Meanwhile, 20th Century Fox’s “Elektra” wilted to $3.8 million in its second week, a precipitous 74% decline off its opening. Cume for the Jennifer Garner comic book adaptation is $20.2 million.

Snow freezes out auds

Starting Friday, more than a foot of snow blanketed a vast swath of the country — from Wisconsin to Massachusetts, Virginia to Maine — and brought exhibition to a standstill in many affected areas.

Specialty pics like “Sideways” were as vulnerable as wide releases. The Alexander Payne wine country tale, coming off its best picture win at last weekend’s Golden Globes, grossed $2.85 million after expanding to a 699-screen run, averaging $4,077.

Fox Searchlight distrib chief Steve Giulula said, “I did some spot checks on theaters and we got hurt from the northern Midwest all the way to the mid-Atlantic and New England.” He added, “I figure we lost at least 20% of our business. In Philly, for example, we had theaters that were doing $2,500 a screen on Friday that essentially closed Saturday.”

With “Sideways” expected to score multiple Oscar noms Tuesday, Giulula said he expects to expand the pic to as many as 1,800 runs this coming Friday.

Miramax and Warner Bros.’ “The Aviator,” which also won a best pic nod at the Globes, pushed its run to 2,261 theaters and earned $4.8 million during the frame, bringing its cume to $58 million.

Despite doing most of its biz at matinees, Revolution partner Tom Sherak said “There Yet” still lost ticket sales to the blizzard. By Saturday afternoon auds in markets like New York and Philadelphia were staying home, he said. “I figure we lost $1 million to $2 million.”

Exit polls found the “There Yet” aud to be about two-thirds families and 57% female. Though termed in some quarters an “urban” pic because of Ice Cube’s hip-hop background, pic attracted an aud that was 43% Caucasian and 26% African-American.

Nielsen EDI estimated overall biz for the weekend at $97 million, down 4% compared with the same weekend last year. However, compared with last week’s three-day span, biz was off sharply by some 30%.

“Baby” B.O. growing

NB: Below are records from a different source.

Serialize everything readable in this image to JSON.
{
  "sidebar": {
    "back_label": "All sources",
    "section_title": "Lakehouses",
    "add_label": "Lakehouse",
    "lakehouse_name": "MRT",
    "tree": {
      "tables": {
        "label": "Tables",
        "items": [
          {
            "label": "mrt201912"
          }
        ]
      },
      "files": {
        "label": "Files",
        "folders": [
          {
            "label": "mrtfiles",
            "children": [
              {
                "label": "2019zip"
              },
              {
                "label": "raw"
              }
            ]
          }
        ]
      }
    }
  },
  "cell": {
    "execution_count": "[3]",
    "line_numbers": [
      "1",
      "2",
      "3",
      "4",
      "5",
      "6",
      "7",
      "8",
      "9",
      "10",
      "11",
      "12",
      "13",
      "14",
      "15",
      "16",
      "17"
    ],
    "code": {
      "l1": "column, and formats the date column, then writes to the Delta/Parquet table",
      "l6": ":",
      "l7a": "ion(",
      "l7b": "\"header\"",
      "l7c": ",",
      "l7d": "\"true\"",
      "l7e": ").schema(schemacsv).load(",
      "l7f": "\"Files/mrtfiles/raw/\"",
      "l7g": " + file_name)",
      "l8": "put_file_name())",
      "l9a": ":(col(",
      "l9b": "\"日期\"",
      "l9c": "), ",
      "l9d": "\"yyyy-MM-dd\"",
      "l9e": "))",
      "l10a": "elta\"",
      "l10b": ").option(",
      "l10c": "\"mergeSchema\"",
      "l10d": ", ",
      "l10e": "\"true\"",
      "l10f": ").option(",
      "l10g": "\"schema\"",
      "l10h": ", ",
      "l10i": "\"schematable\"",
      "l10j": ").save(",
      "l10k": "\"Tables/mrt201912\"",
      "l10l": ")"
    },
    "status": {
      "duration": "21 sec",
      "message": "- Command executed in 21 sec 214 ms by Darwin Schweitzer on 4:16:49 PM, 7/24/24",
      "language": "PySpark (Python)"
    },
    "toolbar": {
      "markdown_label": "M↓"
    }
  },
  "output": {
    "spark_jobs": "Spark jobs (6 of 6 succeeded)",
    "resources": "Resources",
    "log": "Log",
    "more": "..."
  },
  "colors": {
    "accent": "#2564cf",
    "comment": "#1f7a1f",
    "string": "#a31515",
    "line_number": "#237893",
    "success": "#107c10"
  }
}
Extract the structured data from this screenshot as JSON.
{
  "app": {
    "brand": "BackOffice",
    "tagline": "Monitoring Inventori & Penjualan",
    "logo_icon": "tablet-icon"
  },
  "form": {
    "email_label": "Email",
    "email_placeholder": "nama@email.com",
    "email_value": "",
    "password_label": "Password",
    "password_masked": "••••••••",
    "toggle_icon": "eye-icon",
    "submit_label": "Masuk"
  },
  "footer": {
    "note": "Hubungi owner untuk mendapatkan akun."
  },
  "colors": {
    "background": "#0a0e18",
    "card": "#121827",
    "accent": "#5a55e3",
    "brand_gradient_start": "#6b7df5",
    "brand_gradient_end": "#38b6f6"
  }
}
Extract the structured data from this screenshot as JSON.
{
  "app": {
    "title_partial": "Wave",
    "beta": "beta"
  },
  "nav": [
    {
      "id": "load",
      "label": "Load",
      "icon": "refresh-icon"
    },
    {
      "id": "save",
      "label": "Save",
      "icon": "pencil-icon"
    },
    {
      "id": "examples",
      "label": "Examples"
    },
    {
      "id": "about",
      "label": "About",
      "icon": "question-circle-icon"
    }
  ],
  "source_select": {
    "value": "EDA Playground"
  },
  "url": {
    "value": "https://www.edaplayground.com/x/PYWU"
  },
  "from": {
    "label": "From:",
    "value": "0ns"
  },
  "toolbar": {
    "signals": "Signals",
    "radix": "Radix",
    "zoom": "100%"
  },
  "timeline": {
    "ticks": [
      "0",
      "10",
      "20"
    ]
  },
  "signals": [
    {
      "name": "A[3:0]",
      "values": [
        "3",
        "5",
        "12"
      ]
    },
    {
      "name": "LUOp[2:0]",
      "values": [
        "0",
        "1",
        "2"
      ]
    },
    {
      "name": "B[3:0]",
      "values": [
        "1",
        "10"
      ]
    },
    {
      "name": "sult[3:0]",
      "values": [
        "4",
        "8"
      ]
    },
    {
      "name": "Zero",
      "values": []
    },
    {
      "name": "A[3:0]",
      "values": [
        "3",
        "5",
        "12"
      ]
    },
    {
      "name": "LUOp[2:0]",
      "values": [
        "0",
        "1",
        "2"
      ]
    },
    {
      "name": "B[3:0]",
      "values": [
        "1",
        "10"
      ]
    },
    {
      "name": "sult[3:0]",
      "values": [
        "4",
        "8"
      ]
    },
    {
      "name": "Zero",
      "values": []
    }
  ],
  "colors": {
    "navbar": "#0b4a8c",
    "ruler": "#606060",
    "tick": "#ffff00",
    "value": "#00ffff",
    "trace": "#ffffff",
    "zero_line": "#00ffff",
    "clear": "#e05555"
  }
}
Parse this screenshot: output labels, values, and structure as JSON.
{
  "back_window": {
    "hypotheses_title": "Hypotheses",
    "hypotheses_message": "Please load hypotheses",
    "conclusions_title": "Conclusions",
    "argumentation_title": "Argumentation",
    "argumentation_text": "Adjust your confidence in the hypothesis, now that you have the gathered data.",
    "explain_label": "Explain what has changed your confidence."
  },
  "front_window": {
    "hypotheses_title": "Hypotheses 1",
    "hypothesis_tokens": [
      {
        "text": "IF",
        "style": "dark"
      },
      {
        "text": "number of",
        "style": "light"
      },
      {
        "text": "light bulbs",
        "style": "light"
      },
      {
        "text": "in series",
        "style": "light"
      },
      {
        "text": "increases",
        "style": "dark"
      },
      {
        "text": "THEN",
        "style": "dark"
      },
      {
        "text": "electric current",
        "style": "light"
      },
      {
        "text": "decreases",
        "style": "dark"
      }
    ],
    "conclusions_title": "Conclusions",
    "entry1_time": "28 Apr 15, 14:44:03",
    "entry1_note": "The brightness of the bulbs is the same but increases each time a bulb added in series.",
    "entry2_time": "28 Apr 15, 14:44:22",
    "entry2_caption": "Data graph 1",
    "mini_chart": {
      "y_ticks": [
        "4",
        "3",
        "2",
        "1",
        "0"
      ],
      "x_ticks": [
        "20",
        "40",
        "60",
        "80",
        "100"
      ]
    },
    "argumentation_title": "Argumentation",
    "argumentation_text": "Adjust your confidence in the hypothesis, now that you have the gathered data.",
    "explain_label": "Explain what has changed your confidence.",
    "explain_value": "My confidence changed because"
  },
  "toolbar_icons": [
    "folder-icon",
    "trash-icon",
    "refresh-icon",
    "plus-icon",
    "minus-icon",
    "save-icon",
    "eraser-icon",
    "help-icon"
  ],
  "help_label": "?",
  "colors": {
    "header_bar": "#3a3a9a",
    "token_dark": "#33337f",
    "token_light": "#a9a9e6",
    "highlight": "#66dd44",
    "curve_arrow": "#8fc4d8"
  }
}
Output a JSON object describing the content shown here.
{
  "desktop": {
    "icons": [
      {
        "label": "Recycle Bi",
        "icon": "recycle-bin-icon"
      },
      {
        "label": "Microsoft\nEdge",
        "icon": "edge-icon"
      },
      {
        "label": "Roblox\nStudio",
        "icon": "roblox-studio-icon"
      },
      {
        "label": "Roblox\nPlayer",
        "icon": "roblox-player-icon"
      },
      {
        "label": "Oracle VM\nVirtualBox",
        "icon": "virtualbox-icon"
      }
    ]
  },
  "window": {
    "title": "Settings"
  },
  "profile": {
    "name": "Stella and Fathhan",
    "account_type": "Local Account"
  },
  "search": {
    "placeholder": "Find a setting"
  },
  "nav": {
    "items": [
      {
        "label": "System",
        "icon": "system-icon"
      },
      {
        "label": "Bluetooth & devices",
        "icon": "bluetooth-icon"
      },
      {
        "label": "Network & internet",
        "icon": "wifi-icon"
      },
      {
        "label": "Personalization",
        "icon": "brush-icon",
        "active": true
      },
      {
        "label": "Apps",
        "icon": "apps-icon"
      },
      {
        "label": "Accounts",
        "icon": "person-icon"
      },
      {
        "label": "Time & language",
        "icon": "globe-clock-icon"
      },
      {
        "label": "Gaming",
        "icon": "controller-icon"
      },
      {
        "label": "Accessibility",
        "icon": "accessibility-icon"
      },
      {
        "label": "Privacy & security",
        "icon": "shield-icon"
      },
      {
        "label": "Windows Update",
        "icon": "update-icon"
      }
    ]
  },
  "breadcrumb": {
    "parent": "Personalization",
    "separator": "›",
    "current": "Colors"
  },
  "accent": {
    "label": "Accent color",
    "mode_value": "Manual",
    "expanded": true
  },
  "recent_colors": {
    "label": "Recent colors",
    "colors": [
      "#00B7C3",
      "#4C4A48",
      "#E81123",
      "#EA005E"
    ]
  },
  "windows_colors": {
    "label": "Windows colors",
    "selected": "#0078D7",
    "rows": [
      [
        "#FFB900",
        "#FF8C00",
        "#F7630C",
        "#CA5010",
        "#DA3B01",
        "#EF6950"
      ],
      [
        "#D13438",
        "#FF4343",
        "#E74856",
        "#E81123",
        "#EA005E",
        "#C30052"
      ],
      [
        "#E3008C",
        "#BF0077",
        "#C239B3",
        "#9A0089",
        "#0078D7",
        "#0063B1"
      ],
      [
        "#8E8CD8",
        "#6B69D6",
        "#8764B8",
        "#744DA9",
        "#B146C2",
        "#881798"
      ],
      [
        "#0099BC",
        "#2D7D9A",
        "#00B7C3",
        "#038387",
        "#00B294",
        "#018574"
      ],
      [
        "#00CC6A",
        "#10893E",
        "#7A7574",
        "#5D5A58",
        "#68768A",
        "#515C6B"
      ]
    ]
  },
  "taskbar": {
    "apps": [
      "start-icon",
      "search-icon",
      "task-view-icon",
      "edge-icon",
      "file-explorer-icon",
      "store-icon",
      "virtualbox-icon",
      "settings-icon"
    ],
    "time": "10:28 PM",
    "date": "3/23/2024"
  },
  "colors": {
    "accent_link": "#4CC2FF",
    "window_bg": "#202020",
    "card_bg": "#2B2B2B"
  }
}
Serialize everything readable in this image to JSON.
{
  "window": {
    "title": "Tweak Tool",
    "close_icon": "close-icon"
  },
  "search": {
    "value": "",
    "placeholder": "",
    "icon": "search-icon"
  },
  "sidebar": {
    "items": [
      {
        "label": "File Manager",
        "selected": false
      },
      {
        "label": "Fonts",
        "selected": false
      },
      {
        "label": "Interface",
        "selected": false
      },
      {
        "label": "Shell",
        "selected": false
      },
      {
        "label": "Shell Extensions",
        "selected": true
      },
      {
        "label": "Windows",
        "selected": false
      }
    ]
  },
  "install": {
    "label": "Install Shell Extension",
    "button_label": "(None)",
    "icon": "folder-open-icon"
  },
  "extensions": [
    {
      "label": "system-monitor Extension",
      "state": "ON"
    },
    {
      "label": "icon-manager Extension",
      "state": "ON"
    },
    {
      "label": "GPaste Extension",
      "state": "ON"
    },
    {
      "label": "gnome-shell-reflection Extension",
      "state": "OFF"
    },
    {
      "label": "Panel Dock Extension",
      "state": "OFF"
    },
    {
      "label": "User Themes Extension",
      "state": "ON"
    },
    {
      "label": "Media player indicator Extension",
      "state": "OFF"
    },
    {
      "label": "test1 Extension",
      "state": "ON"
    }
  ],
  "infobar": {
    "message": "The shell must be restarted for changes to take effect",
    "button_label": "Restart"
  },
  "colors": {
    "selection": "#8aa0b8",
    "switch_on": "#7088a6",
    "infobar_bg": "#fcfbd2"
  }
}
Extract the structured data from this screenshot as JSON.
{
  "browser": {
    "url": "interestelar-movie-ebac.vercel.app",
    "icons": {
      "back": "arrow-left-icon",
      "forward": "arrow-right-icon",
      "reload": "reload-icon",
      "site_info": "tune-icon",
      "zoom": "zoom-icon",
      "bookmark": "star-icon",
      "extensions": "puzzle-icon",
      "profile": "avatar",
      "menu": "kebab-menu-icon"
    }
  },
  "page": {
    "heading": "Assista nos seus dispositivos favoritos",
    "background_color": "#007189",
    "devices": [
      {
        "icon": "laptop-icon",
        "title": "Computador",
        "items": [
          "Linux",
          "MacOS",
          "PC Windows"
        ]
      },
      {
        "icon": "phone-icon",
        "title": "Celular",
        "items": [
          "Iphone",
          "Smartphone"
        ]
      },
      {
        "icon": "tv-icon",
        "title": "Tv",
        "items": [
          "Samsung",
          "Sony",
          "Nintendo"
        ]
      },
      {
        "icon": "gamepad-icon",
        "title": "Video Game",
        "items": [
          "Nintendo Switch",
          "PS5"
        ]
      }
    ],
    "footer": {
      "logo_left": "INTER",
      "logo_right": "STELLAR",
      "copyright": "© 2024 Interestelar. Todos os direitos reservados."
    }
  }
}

Elsewhere in the specialty market, Warners’ “Million Dollar Baby” continued its potent limited run. Playing on 147 screens, the Clint Eastwood boxing pic brought in $1.85 million, an average of $12,619 per screen. Cume now stands at $8.5 million. Warners will take the pic wide this weekend.

MGM and United Artists’ “Hotel Rwanda,” benefiting from Oscar buzz on Don Cheadle’s performance, expanded to 319 screens, up 127 from last week, and saw results of $1.4 million, averaging $4,389. Gross was down 4% from last weekend despite nearly doubling the number of playdates.

Sony Pictures Classics’ “Being Julia,” whose Annette Bening won a Globe last week, grossed $131,959 from 70 screens, an expansion of 45 locations. Though grosses improved more than 250% from last week, biz was still modest with the screen average coming in at $1,885.

Among Sony Classics’ other pics, “House of Flying Daggers,” playing wide on 1,017 screens, grossed a tad over $1 million, averaging $1,019 per screen. Cume on the martial arts romancer is now a hair below $9 million.

Al Pacino’s “The Merchant of Venice,” in its fourth week, had $193,247 in receipts, averaging $4,831 on its 40 screens. Pic has a cume of $556,617.

Pedro Almodovar’s “Bad Education,” continued its persistent run in its 10th week, grossing $301,031 on 67 screens, an average of $4,493 per engagement. Cume stands at $3.1 million.

Despite Oscar buzz for Miramax’s “Finding Neverland,” the biopic is struggling to find its footing at the box office. Playing its 11th frame, pic grossed $1.2 million from 1,382 locations, averaging just $869 a screen. Cume is now $32.5 million.

Also making slow headway is Fox Searchlight biopic “Kinsey,” which brought in $205,000 from 154 screens, averaging $1,331. Cume on the sexologist tale is just shy of $9 million.